  • Even if you don't want a position, you can still apply for it. Worst case scenario, you don't hear anything back. Best case scenario and you get an interview practice that you can use for the jobs you really want. Even if you get offered a job, you can always turn it down.

  • Apply for jobs that you may not be a perfect fit for. The job I applied for that I ended up getting was posted as a web designer. I am by no means a web designer, and I ended up getting a full stack development job. That said, if after the interview you feel as if you can't do the job, don't lie your way into it.

  • For code screenings, don't waste your time making sure everything is perfect, and if you need to, do it in pseudocode.

  • Be chill, yet professional for the interview. Don't be afraid to let your personality show. It'll help the interviewer better judge how you'll fit with the team, and may earn you some "brownie points."

  • If you don't know something, say so. It'd be better to not get a job than to get it and stink so bad at it that you dread it.

  • Look at some resources. There's some great ones out there.

What to do before an interview

  • Make a list of your strengths and weaknesses. These are typically asked in an interview in some way, shape or form. Even if they aren't, it helps you better understand yourself so you can answer the other questions better.

  • Write down a few questions to ask the interviewer. Some of my favorites that I've gathered from random sources are

    • What's the most valuable thing that you (the interviewer) have learned working here
    • What is the most frustrating part of working here?
    • How do you train your developers here?
    • What is unique about working here?
    • What does your ideal candidate look like? How can I become more like them?
    • What is the biggest challenge your company is facing right now?
    • What are your expectations for the first 30/60/90 days?
    • Tell me about you. What are some things you like to do outside of work? (This question seems a bit weird, but it can give you a good idea of some of the people you may be working with.)

General tips

  • Get involved in the community. There are tons of ways you can get involved in the developer community. Reddit, Discord, meetups, conferences. You'll have opportunities to not only learn from the best, but teach others what you know, and help them. And hey, you may even make some long-lasting connections there.

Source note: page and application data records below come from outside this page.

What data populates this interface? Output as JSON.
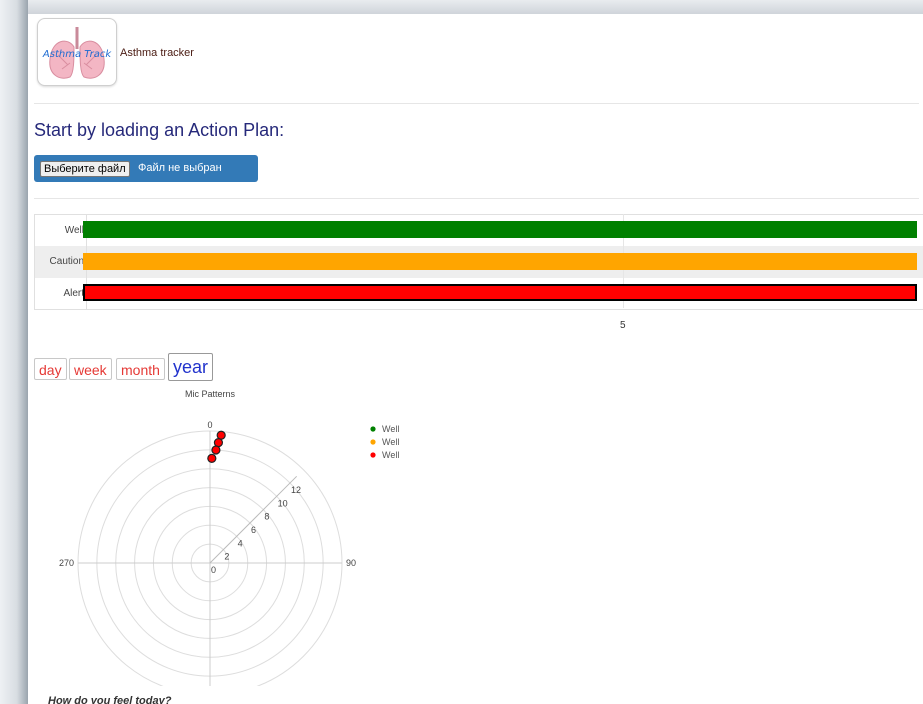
{
  "app": {
    "logo_text": "Asthma Track",
    "title": "Asthma tracker"
  },
  "action_plan": {
    "heading": "Start by loading an Action Plan:",
    "file_button_label": "Выберите файл",
    "file_status": "Файл не выбран"
  },
  "zones": {
    "rows": [
      {
        "label": "Well",
        "color": "#008000"
      },
      {
        "label": "Caution",
        "color": "#FFA500"
      },
      {
        "label": "Alert",
        "color": "#FF0000"
      }
    ],
    "axis_tick": "5"
  },
  "period_buttons": [
    {
      "label": "day",
      "active": false
    },
    {
      "label": "week",
      "active": false
    },
    {
      "label": "month",
      "active": false
    },
    {
      "label": "year",
      "active": true
    }
  ],
  "chart_data": {
    "type": "scatter",
    "subtype": "polar",
    "title": "Mic Patterns",
    "angular_ticks": [
      "0",
      "90",
      "180",
      "270"
    ],
    "radial_ticks": [
      "0",
      "2",
      "4",
      "6",
      "8",
      "10",
      "12"
    ],
    "radial_range": [
      0,
      14
    ],
    "series": [
      {
        "name": "Well",
        "color": "#008000",
        "points": []
      },
      {
        "name": "Well",
        "color": "#FFA500",
        "points": []
      },
      {
        "name": "Well",
        "color": "#FF0000",
        "points": [
          {
            "theta": 5,
            "r": 13.6
          },
          {
            "theta": 4,
            "r": 12.8
          },
          {
            "theta": 3,
            "r": 12.0
          },
          {
            "theta": 1,
            "r": 11.1
          }
        ]
      }
    ],
    "legend_position": "top-right"
  },
  "feel_prompt": "How do you feel today?"
}
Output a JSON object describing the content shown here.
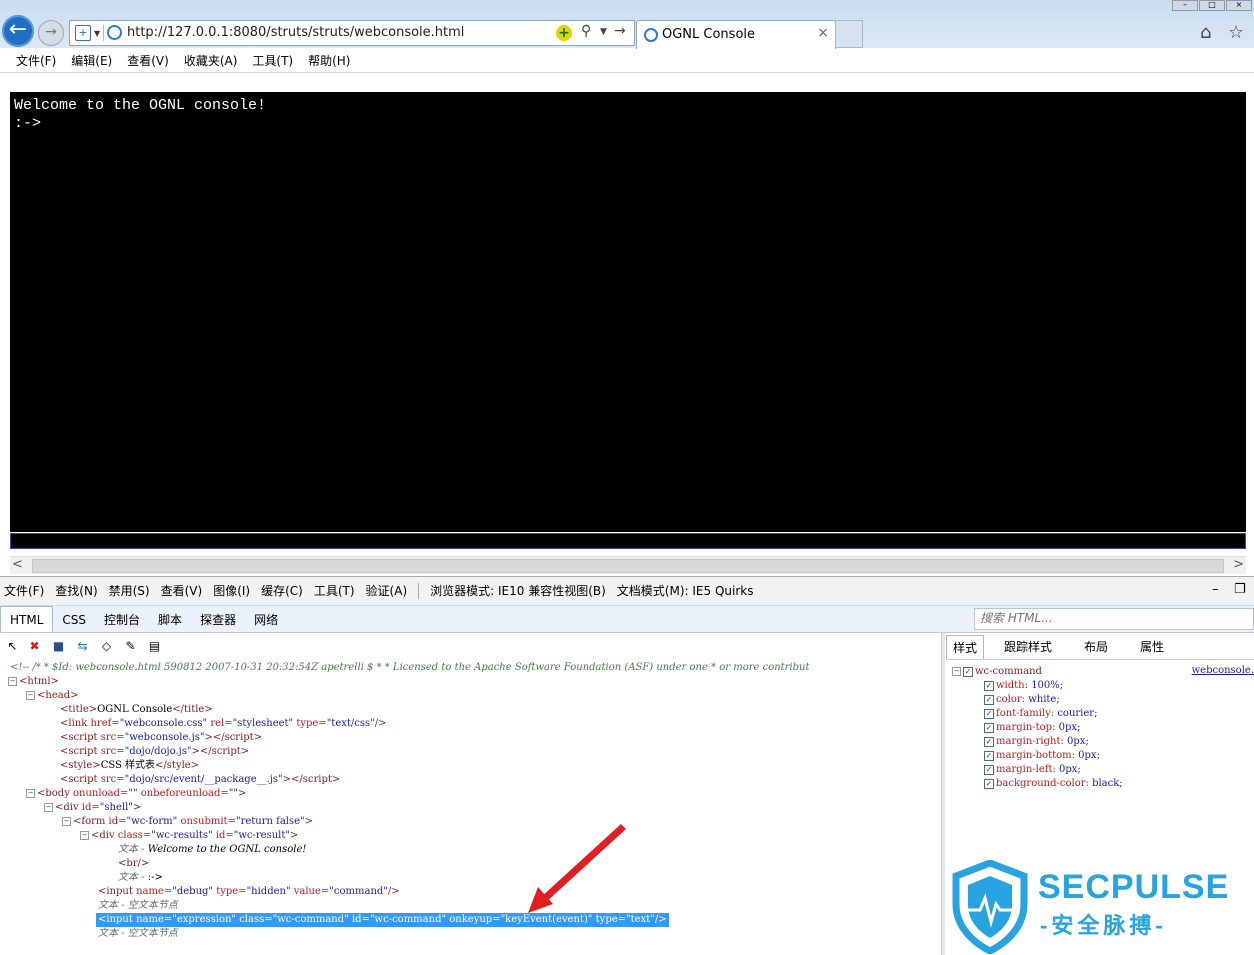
{
  "browser": {
    "url": "http://127.0.0.1:8080/struts/struts/webconsole.html",
    "tab_title": "OGNL Console",
    "menu": [
      "文件(F)",
      "编辑(E)",
      "查看(V)",
      "收藏夹(A)",
      "工具(T)",
      "帮助(H)"
    ]
  },
  "console": {
    "lines": [
      "Welcome to the OGNL console!",
      ":->"
    ]
  },
  "devtools": {
    "menu": [
      "文件(F)",
      "查找(N)",
      "禁用(S)",
      "查看(V)",
      "图像(I)",
      "缓存(C)",
      "工具(T)",
      "验证(A)"
    ],
    "browser_mode": "浏览器模式: IE10 兼容性视图(B)",
    "doc_mode": "文档模式(M): IE5 Quirks",
    "tabs": [
      "HTML",
      "CSS",
      "控制台",
      "脚本",
      "探查器",
      "网络"
    ],
    "search_placeholder": "搜索 HTML...",
    "dom": {
      "comment": "<!-- /* * $Id: webconsole.html 590812 2007-10-31 20:32:54Z apetrelli $ * * Licensed to the Apache Software Foundation (ASF) under one * or more contribut",
      "text_label": "文本",
      "empty_text_label": "文本 - 空文本节点",
      "welcome_text": "Welcome to the OGNL console!",
      "prompt_text": ":->",
      "title_text": "OGNL Console",
      "style_text": "CSS 样式表"
    },
    "style_tabs": [
      "样式",
      "跟踪样式",
      "布局",
      "属性"
    ],
    "style_rule": {
      "selector": "wc-command",
      "source": "webconsole.",
      "props": [
        {
          "name": "width",
          "value": "100%;"
        },
        {
          "name": "color",
          "value": "white;"
        },
        {
          "name": "font-family",
          "value": "courier;"
        },
        {
          "name": "margin-top",
          "value": "0px;"
        },
        {
          "name": "margin-right",
          "value": "0px;"
        },
        {
          "name": "margin-bottom",
          "value": "0px;"
        },
        {
          "name": "margin-left",
          "value": "0px;"
        },
        {
          "name": "background-color",
          "value": "black;"
        }
      ]
    }
  },
  "watermark": {
    "title": "SECPULSE",
    "subtitle": "-安全脉搏-"
  },
  "colors": {
    "console_bg": "#000000",
    "console_fg": "#ffffff",
    "selection": "#3399ff",
    "arrow": "#e02020",
    "watermark": "#27a3e0"
  }
}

  • Volunteer. It's always good to volunteer for places. This applies similarly to getting involved. You'll not only make a difference, but also build your people skills and relationships in the process.

  • Teach somebody what you know. Teaching somebody not only helps them but also cements what you teach in your mind. Building on this, when you learn something, learn it as if you are going to have to teach it. It'll help you learn soo much better.

  • Don't fear failure. Instead, look at it as an opportunity to learn something and improve on what you've already done.